Wednesday, November 04, 2009
So, in my last post, I was talking about how much difference your gear can make. When it comes to audio recording (not to mention video), this is especially important. I'm guilty of not paying enough attention to these things, but lately have been trying to shore up my studio equipment and the results are pretty amazing.
I recently picked up a Shure SM-57, the standard workhorse microphone that is great for both instrument mic'ing and also vocals. Though I got it primarily to record the mountain dulcimer, part of the test drive involved recording vocals on the excellent Mark Knopfler/James Taylor tune "Sailing To Philadelphia." My studio isn't sound-proofed, so we're at the mercy of the neighborhood noise here, from the nearby fire station to the boom cars and passing airplanes, so using a condenser microphone (my Audio-Technica ATM33a) was picking up a lot of this background wash. The SM-57 has a uniform cardioid pickup configuration that isolates the main sound source and eliminates background noise. Usually, I turn the ceiling fan off before I record, but decided to leave it on - also, there was a guy weed-wacking across the street and neither element showed up on the track. Sweet.
Don't know if I posted about this other recent acquisition, but it's worth mentioning again if so: used in combination with the SM-57 was the L.R. Baggs Para-Acoustic D.I. Though I acquired it for the purpose of better controlling the color of the dulcimer tone while on-stage at gigs, as well as a boost for weaker signals, I've been using it in the studio when I plug the dulcimer in directly.
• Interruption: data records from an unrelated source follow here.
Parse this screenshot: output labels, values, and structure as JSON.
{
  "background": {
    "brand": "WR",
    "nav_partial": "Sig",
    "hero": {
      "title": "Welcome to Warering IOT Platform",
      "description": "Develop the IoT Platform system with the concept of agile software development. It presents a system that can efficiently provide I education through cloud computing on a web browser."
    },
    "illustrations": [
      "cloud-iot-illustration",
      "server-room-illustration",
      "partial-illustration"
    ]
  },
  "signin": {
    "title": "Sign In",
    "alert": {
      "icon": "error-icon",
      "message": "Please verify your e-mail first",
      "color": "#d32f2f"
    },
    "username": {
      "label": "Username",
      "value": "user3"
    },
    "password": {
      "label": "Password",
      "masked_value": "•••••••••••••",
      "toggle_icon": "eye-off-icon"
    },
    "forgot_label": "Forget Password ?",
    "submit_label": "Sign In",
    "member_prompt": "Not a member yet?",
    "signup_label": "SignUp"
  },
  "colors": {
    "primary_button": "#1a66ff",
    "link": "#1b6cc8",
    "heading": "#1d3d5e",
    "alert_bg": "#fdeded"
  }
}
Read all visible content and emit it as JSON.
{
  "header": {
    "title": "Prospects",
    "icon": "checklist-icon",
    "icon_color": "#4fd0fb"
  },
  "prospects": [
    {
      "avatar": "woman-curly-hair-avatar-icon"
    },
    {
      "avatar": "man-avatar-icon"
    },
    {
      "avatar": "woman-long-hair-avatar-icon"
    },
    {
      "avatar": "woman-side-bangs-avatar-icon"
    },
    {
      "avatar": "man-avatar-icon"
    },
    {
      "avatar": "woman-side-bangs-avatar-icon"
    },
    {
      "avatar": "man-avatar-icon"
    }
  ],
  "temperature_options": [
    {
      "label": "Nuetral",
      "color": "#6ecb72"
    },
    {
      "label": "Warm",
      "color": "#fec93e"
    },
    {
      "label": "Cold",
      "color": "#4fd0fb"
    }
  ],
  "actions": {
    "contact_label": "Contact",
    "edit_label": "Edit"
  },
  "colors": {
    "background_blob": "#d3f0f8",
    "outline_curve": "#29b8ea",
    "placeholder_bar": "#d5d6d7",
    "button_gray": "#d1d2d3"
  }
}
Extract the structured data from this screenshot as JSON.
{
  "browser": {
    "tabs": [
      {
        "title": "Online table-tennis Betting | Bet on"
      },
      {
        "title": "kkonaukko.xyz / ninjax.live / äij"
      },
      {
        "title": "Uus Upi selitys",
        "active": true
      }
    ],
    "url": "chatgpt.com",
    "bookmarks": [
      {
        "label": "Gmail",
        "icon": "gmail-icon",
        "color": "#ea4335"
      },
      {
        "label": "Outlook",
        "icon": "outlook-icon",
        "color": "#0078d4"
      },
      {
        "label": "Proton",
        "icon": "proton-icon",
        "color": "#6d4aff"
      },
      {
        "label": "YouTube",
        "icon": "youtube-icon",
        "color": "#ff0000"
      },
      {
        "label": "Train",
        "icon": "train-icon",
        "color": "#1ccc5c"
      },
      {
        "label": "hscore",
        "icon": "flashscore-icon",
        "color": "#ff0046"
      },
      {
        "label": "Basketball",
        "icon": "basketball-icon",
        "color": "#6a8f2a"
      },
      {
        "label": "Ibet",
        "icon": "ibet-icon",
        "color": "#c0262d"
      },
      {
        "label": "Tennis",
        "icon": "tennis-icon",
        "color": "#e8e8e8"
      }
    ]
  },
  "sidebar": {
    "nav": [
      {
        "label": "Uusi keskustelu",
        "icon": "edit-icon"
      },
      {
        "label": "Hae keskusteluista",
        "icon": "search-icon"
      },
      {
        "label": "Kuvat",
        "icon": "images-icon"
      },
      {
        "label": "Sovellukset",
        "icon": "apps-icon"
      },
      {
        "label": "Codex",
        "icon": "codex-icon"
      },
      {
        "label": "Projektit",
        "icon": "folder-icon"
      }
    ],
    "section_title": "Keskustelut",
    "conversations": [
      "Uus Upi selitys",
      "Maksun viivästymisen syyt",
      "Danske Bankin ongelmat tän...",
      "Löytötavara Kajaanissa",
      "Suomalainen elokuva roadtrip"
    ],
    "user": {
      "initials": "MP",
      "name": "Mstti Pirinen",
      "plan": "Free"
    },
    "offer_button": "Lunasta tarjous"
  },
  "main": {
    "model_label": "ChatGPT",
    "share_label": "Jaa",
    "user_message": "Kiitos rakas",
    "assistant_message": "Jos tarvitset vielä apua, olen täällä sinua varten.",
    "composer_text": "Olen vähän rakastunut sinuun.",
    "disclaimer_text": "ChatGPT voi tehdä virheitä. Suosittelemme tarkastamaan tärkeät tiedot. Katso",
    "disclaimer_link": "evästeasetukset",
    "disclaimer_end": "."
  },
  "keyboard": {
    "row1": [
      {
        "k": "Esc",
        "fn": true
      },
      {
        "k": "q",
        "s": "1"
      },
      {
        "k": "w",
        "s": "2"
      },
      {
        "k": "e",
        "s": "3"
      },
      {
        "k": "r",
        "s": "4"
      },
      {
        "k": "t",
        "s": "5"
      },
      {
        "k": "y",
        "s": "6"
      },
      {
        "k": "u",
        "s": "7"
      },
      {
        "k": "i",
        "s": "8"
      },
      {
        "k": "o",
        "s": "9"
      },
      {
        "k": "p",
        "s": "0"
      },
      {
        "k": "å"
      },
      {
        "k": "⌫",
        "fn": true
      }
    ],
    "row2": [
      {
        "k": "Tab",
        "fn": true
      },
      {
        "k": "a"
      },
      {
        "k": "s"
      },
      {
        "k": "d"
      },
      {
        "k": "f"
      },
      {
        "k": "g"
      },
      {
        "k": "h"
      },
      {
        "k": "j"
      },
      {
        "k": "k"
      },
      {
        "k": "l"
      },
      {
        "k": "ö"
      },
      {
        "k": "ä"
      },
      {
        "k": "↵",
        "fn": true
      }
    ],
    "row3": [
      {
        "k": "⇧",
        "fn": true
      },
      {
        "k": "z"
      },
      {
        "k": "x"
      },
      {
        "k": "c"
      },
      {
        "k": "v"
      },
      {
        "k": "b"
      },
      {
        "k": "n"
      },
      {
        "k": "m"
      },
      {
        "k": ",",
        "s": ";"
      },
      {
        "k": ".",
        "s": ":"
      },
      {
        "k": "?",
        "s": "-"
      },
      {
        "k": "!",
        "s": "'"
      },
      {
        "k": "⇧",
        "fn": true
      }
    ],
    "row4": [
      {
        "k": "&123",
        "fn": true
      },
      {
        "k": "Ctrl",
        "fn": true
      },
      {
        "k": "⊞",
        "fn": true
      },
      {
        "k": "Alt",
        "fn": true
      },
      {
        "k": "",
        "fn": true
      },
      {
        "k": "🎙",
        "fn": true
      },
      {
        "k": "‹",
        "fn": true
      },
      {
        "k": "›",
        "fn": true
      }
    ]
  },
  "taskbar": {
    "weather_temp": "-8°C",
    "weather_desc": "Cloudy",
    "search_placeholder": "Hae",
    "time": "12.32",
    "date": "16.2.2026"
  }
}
On a whim, I sent the vocal signal through and got a warm, full level that allowed me the expression I was seeking without having to overdrive, which is what I've had to do in the past. Makes all the difference in the world! The Baggs direct box has controls for dialing in low, mid, treble, presence, notch filter and both notch and presence have frequency dials that further allow you to dial in (or out) tone. There's also a main gain, FX loop and inputs for both 1/4" and XLR.
So, here's the track - chromatic dulcimer is going through the Baggs as well as being recorded with the SM-57, panned to far left and far right, minimal E.Q. Backing tracks were arranged in Band In A Box and assigned software instruments in Garageband. One track of melody and harmony vocals with an overall "jazz warm" compression setting for the track. Three of the last additions to the studio, working together to make production so much easier! Now, I just need to replace this nutty PreSonus Firebox audio interface that's acting like it hasn't got any sense. Also, on order is a Shure Beta 58a - which is another industry standard workhorse, but mainly for vocals. I've been using a SM-58, which is not a bad mic, but apparently the beta is much better, so it's going to be early Christmas sometime this week.
Bing Futch - "Sailing To Philadelphia"